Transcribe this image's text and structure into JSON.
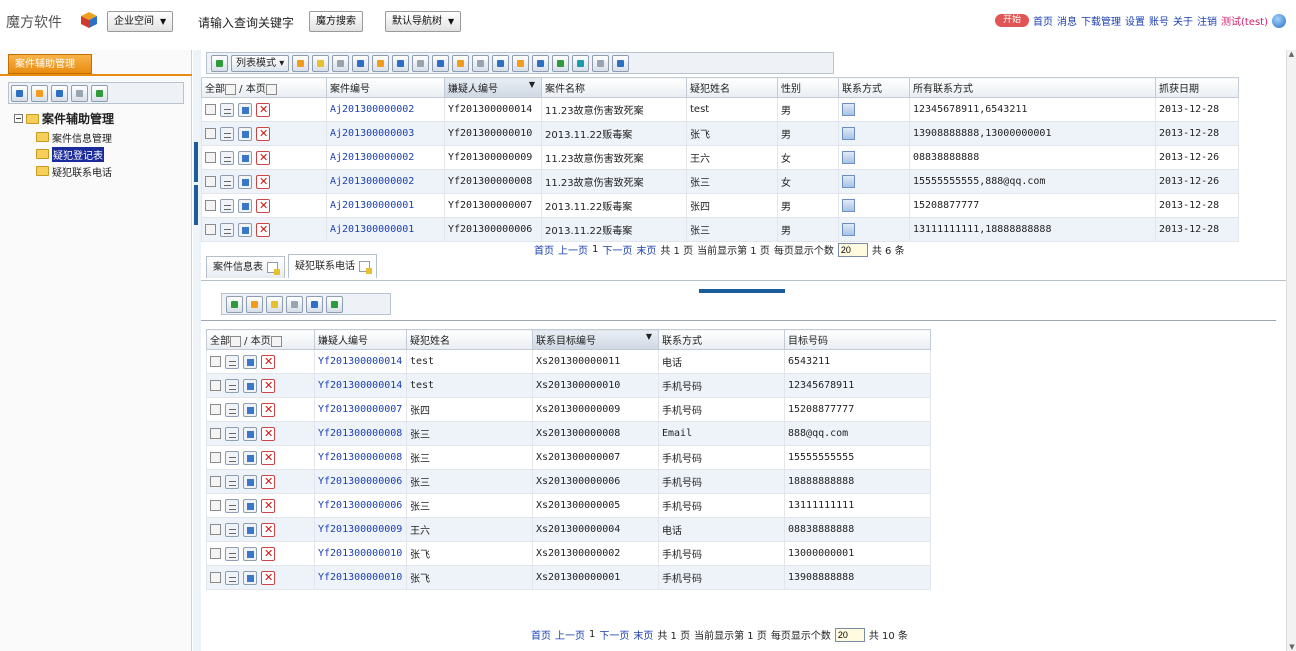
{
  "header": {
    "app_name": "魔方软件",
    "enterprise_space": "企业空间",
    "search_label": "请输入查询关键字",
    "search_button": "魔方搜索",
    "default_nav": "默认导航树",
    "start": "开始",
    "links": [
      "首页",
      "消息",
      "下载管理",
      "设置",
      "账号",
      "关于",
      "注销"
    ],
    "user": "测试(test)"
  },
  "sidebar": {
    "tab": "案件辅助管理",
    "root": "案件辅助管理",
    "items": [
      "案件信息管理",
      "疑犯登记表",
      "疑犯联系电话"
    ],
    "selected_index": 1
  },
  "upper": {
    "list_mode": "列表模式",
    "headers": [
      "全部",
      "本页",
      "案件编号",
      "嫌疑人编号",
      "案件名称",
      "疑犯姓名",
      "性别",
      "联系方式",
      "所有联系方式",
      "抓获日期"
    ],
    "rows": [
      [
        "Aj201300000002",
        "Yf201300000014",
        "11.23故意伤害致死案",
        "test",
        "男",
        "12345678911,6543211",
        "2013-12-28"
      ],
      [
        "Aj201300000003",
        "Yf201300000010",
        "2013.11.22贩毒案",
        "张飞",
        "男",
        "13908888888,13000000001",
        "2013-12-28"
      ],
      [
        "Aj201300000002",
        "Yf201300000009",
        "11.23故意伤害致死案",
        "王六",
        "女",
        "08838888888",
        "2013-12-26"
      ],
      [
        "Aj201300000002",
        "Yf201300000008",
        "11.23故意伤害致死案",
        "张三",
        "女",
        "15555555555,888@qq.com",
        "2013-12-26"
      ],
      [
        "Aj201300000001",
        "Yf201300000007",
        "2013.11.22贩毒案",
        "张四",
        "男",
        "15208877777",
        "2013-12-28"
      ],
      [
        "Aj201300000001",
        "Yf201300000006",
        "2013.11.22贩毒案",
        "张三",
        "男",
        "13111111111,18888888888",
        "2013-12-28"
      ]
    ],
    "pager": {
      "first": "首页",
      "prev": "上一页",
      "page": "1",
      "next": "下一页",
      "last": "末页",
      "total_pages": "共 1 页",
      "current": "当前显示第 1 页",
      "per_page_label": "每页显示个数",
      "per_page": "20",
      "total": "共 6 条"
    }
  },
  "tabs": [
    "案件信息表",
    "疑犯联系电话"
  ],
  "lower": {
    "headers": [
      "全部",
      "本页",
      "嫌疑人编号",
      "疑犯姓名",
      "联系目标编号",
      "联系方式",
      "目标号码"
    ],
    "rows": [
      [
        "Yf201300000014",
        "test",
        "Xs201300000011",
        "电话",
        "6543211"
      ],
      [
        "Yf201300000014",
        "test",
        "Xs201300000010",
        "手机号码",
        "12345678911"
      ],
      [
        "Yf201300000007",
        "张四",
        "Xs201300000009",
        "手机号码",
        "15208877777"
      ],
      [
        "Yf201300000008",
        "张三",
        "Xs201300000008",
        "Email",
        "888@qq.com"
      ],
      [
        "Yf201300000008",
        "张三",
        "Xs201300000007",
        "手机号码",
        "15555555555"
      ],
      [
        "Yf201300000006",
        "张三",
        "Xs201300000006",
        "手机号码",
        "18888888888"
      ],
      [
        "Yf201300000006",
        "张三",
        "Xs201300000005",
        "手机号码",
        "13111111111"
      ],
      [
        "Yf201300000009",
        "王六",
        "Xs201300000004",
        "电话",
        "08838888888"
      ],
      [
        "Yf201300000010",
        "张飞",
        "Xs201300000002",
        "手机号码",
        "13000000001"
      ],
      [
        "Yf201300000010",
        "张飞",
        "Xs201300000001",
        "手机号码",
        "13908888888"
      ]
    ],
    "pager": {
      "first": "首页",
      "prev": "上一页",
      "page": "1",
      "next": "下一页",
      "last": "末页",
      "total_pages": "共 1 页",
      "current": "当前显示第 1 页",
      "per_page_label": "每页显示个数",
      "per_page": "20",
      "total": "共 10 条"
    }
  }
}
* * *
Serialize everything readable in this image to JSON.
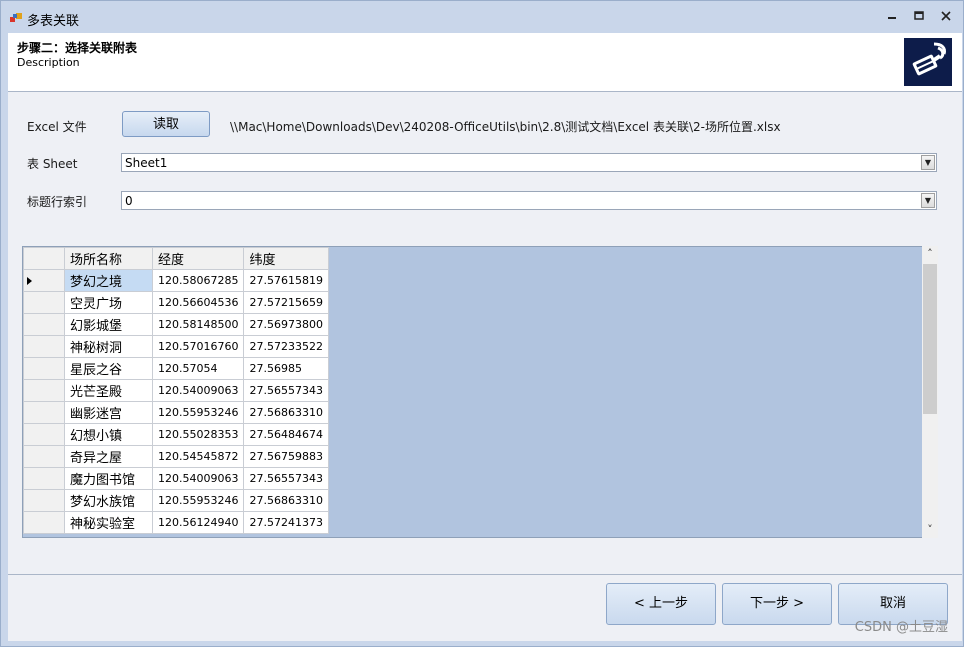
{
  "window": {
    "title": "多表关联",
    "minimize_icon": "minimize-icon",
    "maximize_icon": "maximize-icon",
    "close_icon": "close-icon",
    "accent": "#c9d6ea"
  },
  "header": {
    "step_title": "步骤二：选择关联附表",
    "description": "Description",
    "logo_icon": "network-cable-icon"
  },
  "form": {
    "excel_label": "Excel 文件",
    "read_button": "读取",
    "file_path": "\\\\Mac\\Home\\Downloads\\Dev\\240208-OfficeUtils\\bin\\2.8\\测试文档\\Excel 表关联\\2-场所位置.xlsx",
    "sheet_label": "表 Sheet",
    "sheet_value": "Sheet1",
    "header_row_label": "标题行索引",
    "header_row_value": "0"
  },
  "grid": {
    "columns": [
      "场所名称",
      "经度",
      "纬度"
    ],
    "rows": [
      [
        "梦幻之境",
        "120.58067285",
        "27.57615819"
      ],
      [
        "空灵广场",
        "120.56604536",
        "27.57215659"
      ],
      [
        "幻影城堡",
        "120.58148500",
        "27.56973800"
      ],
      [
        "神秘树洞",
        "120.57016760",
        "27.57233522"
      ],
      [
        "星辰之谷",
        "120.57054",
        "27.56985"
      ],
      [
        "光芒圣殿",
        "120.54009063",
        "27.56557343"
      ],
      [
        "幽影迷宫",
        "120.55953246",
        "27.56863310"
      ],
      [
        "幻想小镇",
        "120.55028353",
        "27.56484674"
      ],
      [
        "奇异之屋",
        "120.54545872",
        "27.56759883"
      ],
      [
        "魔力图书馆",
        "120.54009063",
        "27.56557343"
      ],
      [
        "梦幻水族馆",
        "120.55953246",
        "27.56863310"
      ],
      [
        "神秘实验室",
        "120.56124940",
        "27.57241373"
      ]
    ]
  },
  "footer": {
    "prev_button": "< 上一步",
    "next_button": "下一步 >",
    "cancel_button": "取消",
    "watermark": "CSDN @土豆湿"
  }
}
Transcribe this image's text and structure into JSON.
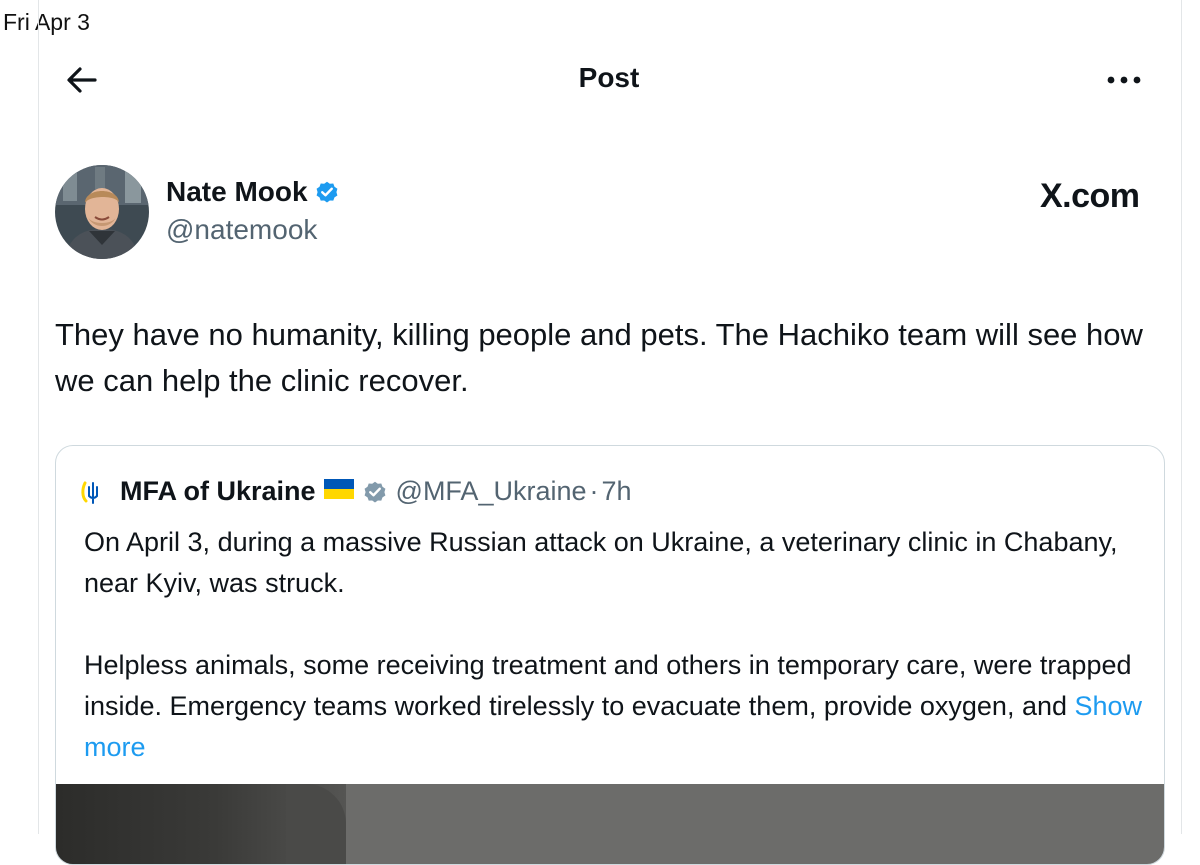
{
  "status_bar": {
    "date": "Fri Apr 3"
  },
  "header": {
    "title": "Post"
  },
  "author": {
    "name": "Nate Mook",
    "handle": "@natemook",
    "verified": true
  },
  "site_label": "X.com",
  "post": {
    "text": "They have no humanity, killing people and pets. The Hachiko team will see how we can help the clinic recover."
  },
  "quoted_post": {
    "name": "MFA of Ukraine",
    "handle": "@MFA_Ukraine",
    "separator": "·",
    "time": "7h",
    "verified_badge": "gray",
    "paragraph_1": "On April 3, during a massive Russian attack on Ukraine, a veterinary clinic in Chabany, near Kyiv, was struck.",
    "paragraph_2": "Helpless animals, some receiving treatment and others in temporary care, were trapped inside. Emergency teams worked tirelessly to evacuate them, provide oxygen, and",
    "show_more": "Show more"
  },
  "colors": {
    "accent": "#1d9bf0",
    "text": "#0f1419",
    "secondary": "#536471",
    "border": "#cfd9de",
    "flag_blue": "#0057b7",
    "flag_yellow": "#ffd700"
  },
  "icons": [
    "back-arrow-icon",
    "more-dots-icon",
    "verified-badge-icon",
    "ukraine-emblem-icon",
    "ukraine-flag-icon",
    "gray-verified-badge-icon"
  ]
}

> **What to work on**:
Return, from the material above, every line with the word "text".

> **Solution for this problem**:
Transcribe this image's text and structure into JSON.
Transcribe this image's text and structure into JSON.
    "text": "They have no humanity, killing people and pets. The Hachiko team will see how we can help the clinic recover."
    "text": "#0f1419",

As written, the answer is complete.